EXERCISE REQUIREMENTS:
The records below need to be printed in full. Keep each one exact.

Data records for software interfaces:
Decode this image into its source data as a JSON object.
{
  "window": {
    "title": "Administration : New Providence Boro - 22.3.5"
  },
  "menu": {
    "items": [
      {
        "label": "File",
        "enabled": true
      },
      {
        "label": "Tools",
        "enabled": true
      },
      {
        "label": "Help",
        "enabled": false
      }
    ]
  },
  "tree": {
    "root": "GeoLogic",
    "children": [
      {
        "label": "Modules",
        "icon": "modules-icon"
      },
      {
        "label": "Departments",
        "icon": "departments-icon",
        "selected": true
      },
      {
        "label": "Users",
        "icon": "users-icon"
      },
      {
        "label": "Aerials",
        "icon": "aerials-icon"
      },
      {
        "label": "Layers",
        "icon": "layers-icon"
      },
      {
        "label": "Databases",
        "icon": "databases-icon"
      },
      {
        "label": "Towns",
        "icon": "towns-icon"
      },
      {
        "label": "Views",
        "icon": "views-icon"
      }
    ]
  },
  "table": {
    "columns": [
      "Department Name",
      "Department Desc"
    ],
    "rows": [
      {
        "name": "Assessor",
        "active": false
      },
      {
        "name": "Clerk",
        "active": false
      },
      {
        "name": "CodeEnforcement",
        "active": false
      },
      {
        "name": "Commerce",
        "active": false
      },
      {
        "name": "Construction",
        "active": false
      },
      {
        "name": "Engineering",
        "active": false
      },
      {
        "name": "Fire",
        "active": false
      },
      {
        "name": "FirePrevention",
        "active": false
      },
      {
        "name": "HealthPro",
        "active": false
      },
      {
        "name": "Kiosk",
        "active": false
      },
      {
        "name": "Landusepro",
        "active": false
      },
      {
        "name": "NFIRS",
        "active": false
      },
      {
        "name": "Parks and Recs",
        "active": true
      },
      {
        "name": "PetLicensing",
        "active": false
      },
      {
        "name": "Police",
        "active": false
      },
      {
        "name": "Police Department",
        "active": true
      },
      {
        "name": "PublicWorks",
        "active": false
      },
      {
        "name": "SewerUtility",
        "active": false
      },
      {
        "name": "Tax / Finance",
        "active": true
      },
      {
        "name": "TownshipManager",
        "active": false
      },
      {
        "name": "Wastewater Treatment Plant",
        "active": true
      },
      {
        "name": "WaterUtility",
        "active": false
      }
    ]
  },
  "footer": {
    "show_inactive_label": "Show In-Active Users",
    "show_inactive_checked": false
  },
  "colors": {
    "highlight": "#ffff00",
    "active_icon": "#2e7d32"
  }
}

SOLUTION FOR THIS TASK:
Decode this image into its source data as a JSON object.
{
  "window": {
    "title": "Administration : New Providence Boro - 22.3.5"
  },
  "menu": {
    "items": [
      {
        "label": "File",
        "enabled": true
      },
      {
        "label": "Tools",
        "enabled": true
      },
      {
        "label": "Help",
        "enabled": false
      }
    ]
  },
  "tree": {
    "root": "GeoLogic",
    "children": [
      {
        "label": "Modules",
        "icon": "modules-icon"
      },
      {
        "label": "Departments",
        "icon": "departments-icon",
        "selected": true
      },
      {
        "label": "Users",
        "icon": "users-icon"
      },
      {
        "label": "Aerials",
        "icon": "aerials-icon"
      },
      {
        "label": "Layers",
        "icon": "layers-icon"
      },
      {
        "label": "Databases",
        "icon": "databases-icon"
      },
      {
        "label": "Towns",
        "icon": "towns-icon"
      },
      {
        "label": "Views",
        "icon": "views-icon"
      }
    ]
  },
  "table": {
    "columns": [
      "Department Name",
      "Department Desc"
    ],
    "rows": [
      {
        "name": "Assessor",
        "active": false
      },
      {
        "name": "Clerk",
        "active": false
      },
      {
        "name": "CodeEnforcement",
        "active": false
      },
      {
        "name": "Commerce",
        "active": false
      },
      {
        "name": "Construction",
        "active": false
      },
      {
        "name": "Engineering",
        "active": false
      },
      {
        "name": "Fire",
        "active": false
      },
      {
        "name": "FirePrevention",
        "active": false
      },
      {
        "name": "HealthPro",
        "active": false
      },
      {
        "name": "Kiosk",
        "active": false
      },
      {
        "name": "Landusepro",
        "active": false
      },
      {
        "name": "NFIRS",
        "active": false
      },
      {
        "name": "Parks and Recs",
        "active": true
      },
      {
        "name": "PetLicensing",
        "active": false
      },
      {
        "name": "Police",
        "active": false
      },
      {
        "name": "Police Department",
        "active": true
      },
      {
        "name": "PublicWorks",
        "active": false
      },
      {
        "name": "SewerUtility",
        "active": false
      },
      {
        "name": "Tax / Finance",
        "active": true
      },
      {
        "name": "TownshipManager",
        "active": false
      },
      {
        "name": "Wastewater Treatment Plant",
        "active": true
      },
      {
        "name": "WaterUtility",
        "active": false
      }
    ]
  },
  "footer": {
    "show_inactive_label": "Show In-Active Users",
    "show_inactive_checked": false
  },
  "colors": {
    "highlight": "#ffff00",
    "active_icon": "#2e7d32"
  }
}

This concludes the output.